* _Task brief_: Here is a listing. Repeat it exactly and in its entirety.

* _Input for this task_:
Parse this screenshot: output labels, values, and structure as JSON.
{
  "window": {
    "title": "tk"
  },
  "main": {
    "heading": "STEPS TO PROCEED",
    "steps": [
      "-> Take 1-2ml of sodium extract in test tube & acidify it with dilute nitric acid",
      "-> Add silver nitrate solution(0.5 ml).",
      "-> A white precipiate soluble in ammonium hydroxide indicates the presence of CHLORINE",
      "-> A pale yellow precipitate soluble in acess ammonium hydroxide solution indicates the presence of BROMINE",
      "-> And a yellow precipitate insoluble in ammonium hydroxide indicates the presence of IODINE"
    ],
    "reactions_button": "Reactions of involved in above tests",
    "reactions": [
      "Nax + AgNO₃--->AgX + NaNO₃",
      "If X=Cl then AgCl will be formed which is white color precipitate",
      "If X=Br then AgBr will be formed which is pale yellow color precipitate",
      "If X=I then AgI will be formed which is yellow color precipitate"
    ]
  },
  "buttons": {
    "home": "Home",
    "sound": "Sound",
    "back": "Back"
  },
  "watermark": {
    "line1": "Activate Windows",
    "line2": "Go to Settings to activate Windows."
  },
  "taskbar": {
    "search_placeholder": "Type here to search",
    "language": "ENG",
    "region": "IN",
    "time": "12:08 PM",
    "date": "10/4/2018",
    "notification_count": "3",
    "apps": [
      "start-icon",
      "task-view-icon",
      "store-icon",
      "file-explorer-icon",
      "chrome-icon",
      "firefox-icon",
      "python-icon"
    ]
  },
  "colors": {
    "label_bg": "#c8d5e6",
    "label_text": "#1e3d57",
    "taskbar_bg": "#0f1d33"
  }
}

* _Exercise output_:
Parse this screenshot: output labels, values, and structure as JSON.
{
  "window": {
    "title": "tk"
  },
  "main": {
    "heading": "STEPS TO PROCEED",
    "steps": [
      "-> Take 1-2ml of sodium extract in test tube & acidify it with dilute nitric acid",
      "-> Add silver nitrate solution(0.5 ml).",
      "-> A white precipiate soluble in ammonium hydroxide indicates the presence of CHLORINE",
      "-> A pale yellow precipitate soluble in acess ammonium hydroxide solution indicates the presence of BROMINE",
      "-> And a yellow precipitate insoluble in ammonium hydroxide indicates the presence of IODINE"
    ],
    "reactions_button": "Reactions of involved in above tests",
    "reactions": [
      "Nax + AgNO₃--->AgX + NaNO₃",
      "If X=Cl then AgCl will be formed which is white color precipitate",
      "If X=Br then AgBr will be formed which is pale yellow color precipitate",
      "If X=I then AgI will be formed which is yellow color precipitate"
    ]
  },
  "buttons": {
    "home": "Home",
    "sound": "Sound",
    "back": "Back"
  },
  "watermark": {
    "line1": "Activate Windows",
    "line2": "Go to Settings to activate Windows."
  },
  "taskbar": {
    "search_placeholder": "Type here to search",
    "language": "ENG",
    "region": "IN",
    "time": "12:08 PM",
    "date": "10/4/2018",
    "notification_count": "3",
    "apps": [
      "start-icon",
      "task-view-icon",
      "store-icon",
      "file-explorer-icon",
      "chrome-icon",
      "firefox-icon",
      "python-icon"
    ]
  },
  "colors": {
    "label_bg": "#c8d5e6",
    "label_text": "#1e3d57",
    "taskbar_bg": "#0f1d33"
  }
}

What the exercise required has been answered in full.